And Legault said he was extremely pleased with the response from retired health-care workers who have massively responded Yes to the government appeal they rejoin the workforce for the duration.
“To see 7,000 people said I am ready to help, frankly, today I am proud to be a Quebecer,” a beaming Legault told reporters who — like other citizens — have complied to new rules requiring them to sit a metre apart even at a news conference.
But Legault reminded Quebecers that “each act counts to avoid our health-care system from overflowing in the coming weeks.”
He made an appeal for Quebecers to continue giving blood as usual despite the coronavirus scare.
Quebec has also stepped up its game in trying to correct the many problems Quebecers are still experiencing, such as long waits on the phone to talk to someone with Info-Santé.
Present for Legault’s news conference, Health Minister Danielle McCann said 55 more nurses are being trained now and will be added to the pool of those taking calls by Thursday. McCann also urged Quebecers with routine questions about coronavirus to stay off the phones and consult the detailed section on the health ministry’s website, which is in English.
And McCann announced Quebec is opening seven more testing sites at the following establishments: the McGill University Health Centre, CHUM, Saint-Justine, Hôpital Maisonneuve-Rosemont, CHU de Québec-Université Laval, CHUS Sherbrooke and Jewish General Hospital.
Quebec wants to increase testing capacity from 1,600 a day to 6,000 a day.
“We are going to rapidly remedy this situation,” McCann said.
For the first time, Legault and Quebec public health director Horacio Arruda also addressed the delicate issue of funerals at a time of social distancing. Overwhelmed by COVID-19, Italy, for its part, has banned all funerals and weddings.
“We will suggest that if you’re sick, you don’t go to funerals,” Arruda said. “And if it is possible, express your caring for the family using the internet and phone.
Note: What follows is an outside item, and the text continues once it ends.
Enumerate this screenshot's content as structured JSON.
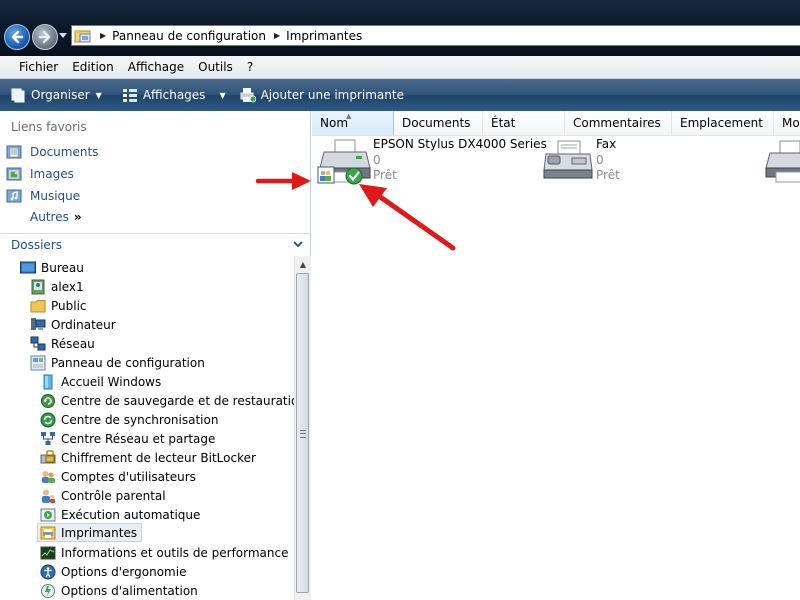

It would be a bad situation to have 150 persons crowded in a funeral home.
“It’s going to be the same thing for weddings. It’s going to be the same thing for receptions associated with those things.”
The government later issued a directive saying all religious assemblies, funerals, baptisms and weddings, ideally are suspended for now and those that do happen have to respect social distancing rules.
In response, the association of Quebec’s 500 funeral directors, the Corporation des thanatologues du Québec, issued a statement saying it will continue to hold small funerals using strict hygiene rules and social distancing but is eliminating receptions and buffets.
Mourners, it said, can express their sympathy without touching by putting their hands on their hearts or nodding.
Families can delay funerals, too. Legally, a funeral home can keep a body up to 30 days before showing it. Sixty days is also possible, but the body must be embalmed.
Quebec’s dentists and chiropractors have also started cancelling non-urgent appointments.
Arruda also recommended parents keep an eye on their teenage children who, in their boredom, might be tempted to organize basement parties with large numbers of friends.
That would be especially bad if some of the youth had travelled overseas lately. He said social distancing rules should be applied.
“Maybe what would be needed would be to place soap and Purell next to your teenager’s beer,” Arruda said. “And I would not recommend what I would call any exchange of bodily fluids at this time.”
Legault also said he is pleased Canada is closing its border to non-residents during the novel coronavirus pandemic.
Note to readers: We know the speed and volume of coronavirus-related news is overwhelming and a little frightening. To help with that, we are synthesizing the most important coronavirus-related news, especially as it relates to life in Montreal and Quebec, in real time. Follow our live updates here. All our coronavirus-related news can always be found here: montrealgazette.com/tag/coronavirus.
Sign up for our new email newsletter dedicated to local coronavirus coverage here: http://montrealgazette.com/coronavirusnews